Amantia Archaeological Site

Amantia was the ancient Greek capital of the Illyrian tribe of Amantes in Epirus. Ruins of Amantia are found close to the village of Plloca around the former Aoos and nowadays the Vlosa rivers valley, high in the Kurvelesh Mountains to the east of the city of Vlora. Amantia was founded in the 5th century BC and covered an area of 13 ha. Amantia occupied an important defensive position above the Vjosa river valley to the east towards the Kurvelesh Mountains, and on the road to the coast and the Bay of Vlora. By the 3rd century BC, the Amantia town was strengthened economically and minted its own coins. The town of Amantia was surrounded with a walled enclosure roughly 2100 meters long. A large fort was built with two gates and two defensive towers in the north. Amantia remained a small urban center and in early Christian times was the seat of a bishop. It is thought that Amantia may have been abandoned by the end of the 6 century AD.

The city of Amantia had its own acropolis and a Doric style temple dedicated to Aphrodite, constructed in the 3rd century B.C. The best preserved monument of the Amantia is the stadium which is 60 m long and 12.5 m wide. The Amantia stadium has 17 steps on one side and 8 on the other and could accommodate about 4000 people. A number of Greek inscriptions have been found on some Amantia stone finds.
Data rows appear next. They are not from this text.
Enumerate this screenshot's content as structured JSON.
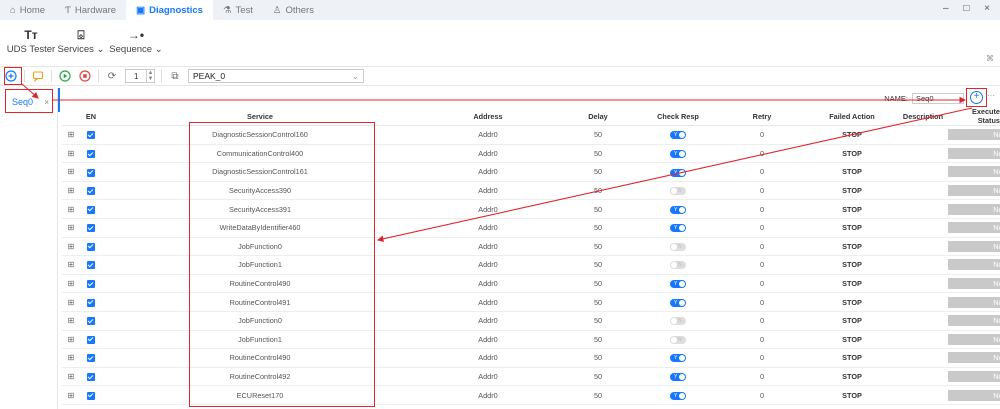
{
  "nav": {
    "tabs": [
      {
        "label": "Home",
        "icon": "home-icon"
      },
      {
        "label": "Hardware",
        "icon": "hardware-icon"
      },
      {
        "label": "Diagnostics",
        "icon": "diagnostics-icon",
        "active": true
      },
      {
        "label": "Test",
        "icon": "test-icon"
      },
      {
        "label": "Others",
        "icon": "others-icon"
      }
    ],
    "window_controls": "– □ ×"
  },
  "ribbon": {
    "uds_tester": "UDS Tester",
    "services": "Services ⌄",
    "sequence": "Sequence ⌄"
  },
  "toolbar": {
    "cycle_count": "1",
    "device": "PEAK_0"
  },
  "sequence_tab": {
    "label": "Seq0",
    "close": "×"
  },
  "name_field": {
    "label": "NAME:",
    "value": "Seq0"
  },
  "table": {
    "headers": {
      "en": "EN",
      "service": "Service",
      "address": "Address",
      "delay": "Delay",
      "check_resp": "Check Resp",
      "retry": "Retry",
      "failed_action": "Failed Action",
      "description": "Description",
      "execute_status": "Execute Status"
    },
    "rows": [
      {
        "service": "DiagnosticSessionControl160",
        "address": "Addr0",
        "delay": "50",
        "check": true,
        "retry": "0",
        "action": "STOP",
        "description": "",
        "status": "Not Start"
      },
      {
        "service": "CommunicationControl400",
        "address": "Addr0",
        "delay": "50",
        "check": true,
        "retry": "0",
        "action": "STOP",
        "description": "",
        "status": "Not Start"
      },
      {
        "service": "DiagnosticSessionControl161",
        "address": "Addr0",
        "delay": "50",
        "check": true,
        "retry": "0",
        "action": "STOP",
        "description": "",
        "status": "Not Start"
      },
      {
        "service": "SecurityAccess390",
        "address": "Addr0",
        "delay": "50",
        "check": false,
        "retry": "0",
        "action": "STOP",
        "description": "",
        "status": "Not Start"
      },
      {
        "service": "SecurityAccess391",
        "address": "Addr0",
        "delay": "50",
        "check": true,
        "retry": "0",
        "action": "STOP",
        "description": "",
        "status": "Not Start"
      },
      {
        "service": "WriteDataByIdentifier460",
        "address": "Addr0",
        "delay": "50",
        "check": true,
        "retry": "0",
        "action": "STOP",
        "description": "",
        "status": "Not Start"
      },
      {
        "service": "JobFunction0",
        "address": "Addr0",
        "delay": "50",
        "check": false,
        "retry": "0",
        "action": "STOP",
        "description": "",
        "status": "Not Start"
      },
      {
        "service": "JobFunction1",
        "address": "Addr0",
        "delay": "50",
        "check": false,
        "retry": "0",
        "action": "STOP",
        "description": "",
        "status": "Not Start"
      },
      {
        "service": "RoutineControl490",
        "address": "Addr0",
        "delay": "50",
        "check": true,
        "retry": "0",
        "action": "STOP",
        "description": "",
        "status": "Not Start"
      },
      {
        "service": "RoutineControl491",
        "address": "Addr0",
        "delay": "50",
        "check": true,
        "retry": "0",
        "action": "STOP",
        "description": "",
        "status": "Not Start"
      },
      {
        "service": "JobFunction0",
        "address": "Addr0",
        "delay": "50",
        "check": false,
        "retry": "0",
        "action": "STOP",
        "description": "",
        "status": "Not Start"
      },
      {
        "service": "JobFunction1",
        "address": "Addr0",
        "delay": "50",
        "check": false,
        "retry": "0",
        "action": "STOP",
        "description": "",
        "status": "Not Start"
      },
      {
        "service": "RoutineControl490",
        "address": "Addr0",
        "delay": "50",
        "check": true,
        "retry": "0",
        "action": "STOP",
        "description": "",
        "status": "Not Start"
      },
      {
        "service": "RoutineControl492",
        "address": "Addr0",
        "delay": "50",
        "check": true,
        "retry": "0",
        "action": "STOP",
        "description": "",
        "status": "Not Start"
      },
      {
        "service": "ECUReset170",
        "address": "Addr0",
        "delay": "50",
        "check": true,
        "retry": "0",
        "action": "STOP",
        "description": "",
        "status": "Not Start"
      }
    ]
  },
  "toggle_labels": {
    "on": "Y",
    "off": "N"
  },
  "annotation_color": "#e0262d",
  "accent_color": "#1677ff"
}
Although not much is known of the later Amantia history, it is assumed that in the 5th or the 6th century the Aphrodite temple was replaced by a Christian basilica. One of the interesting discoveries in Amantia site is the relief of the God of Fertility dating to the 3rd century BC. This object can be closely seen at the archaeological section of the National Historic Museum, while other finds from Amantia are displayed at the Archaeological Museum in Tirana.

Unfortunately, because of great negligence for preservation of the cultural heritage and maniacal treasure hunters activities in the Balkans and Albania, the ancient city of Amantia has been severely damaged by illegal diggers of tombs and archaeological sites.